Input:
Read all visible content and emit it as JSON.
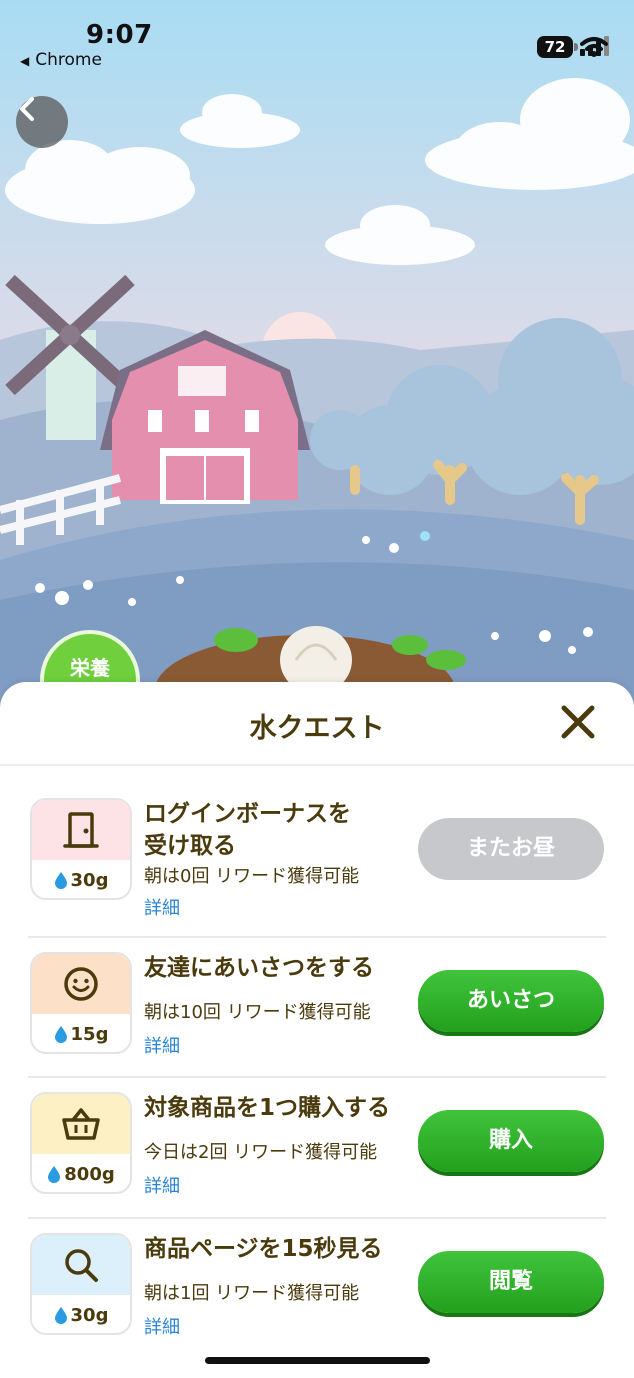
{
  "status_bar": {
    "time": "9:07",
    "back_app": "Chrome",
    "battery": "72"
  },
  "scene": {
    "badge_label": "栄養"
  },
  "sheet": {
    "title": "水クエスト",
    "close_icon": "close-icon"
  },
  "quests": [
    {
      "icon": "door-icon",
      "icon_bg": "#fde3e6",
      "reward": "30g",
      "title_line1": "ログインボーナスを",
      "title_line2": "受け取る",
      "sub": "朝は0回 リワード獲得可能",
      "detail": "詳細",
      "button": "またお昼",
      "button_state": "disabled"
    },
    {
      "icon": "smiley-icon",
      "icon_bg": "#fde0c8",
      "reward": "15g",
      "title_line1": "友達にあいさつをする",
      "title_line2": "",
      "sub": "朝は10回 リワード獲得可能",
      "detail": "詳細",
      "button": "あいさつ",
      "button_state": "enabled"
    },
    {
      "icon": "basket-icon",
      "icon_bg": "#fdf0c4",
      "reward": "800g",
      "title_line1": "対象商品を1つ購入する",
      "title_line2": "",
      "sub": "今日は2回 リワード獲得可能",
      "detail": "詳細",
      "button": "購入",
      "button_state": "enabled"
    },
    {
      "icon": "search-icon",
      "icon_bg": "#dcf0fb",
      "reward": "30g",
      "title_line1": "商品ページを15秒見る",
      "title_line2": "",
      "sub": "朝は1回 リワード獲得可能",
      "detail": "詳細",
      "button": "閲覧",
      "button_state": "enabled"
    }
  ],
  "colors": {
    "text_brown": "#4a3a0c",
    "link_blue": "#2a84d6",
    "button_green": "#23a01e",
    "button_gray": "#c7c8cc",
    "water_blue": "#2a9be0"
  }
}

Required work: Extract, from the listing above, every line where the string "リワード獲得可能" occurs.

Completed exercise:
      "sub": "朝は0回 リワード獲得可能",
      "sub": "朝は10回 リワード獲得可能",
      "sub": "今日は2回 リワード獲得可能",
      "sub": "朝は1回 リワード獲得可能",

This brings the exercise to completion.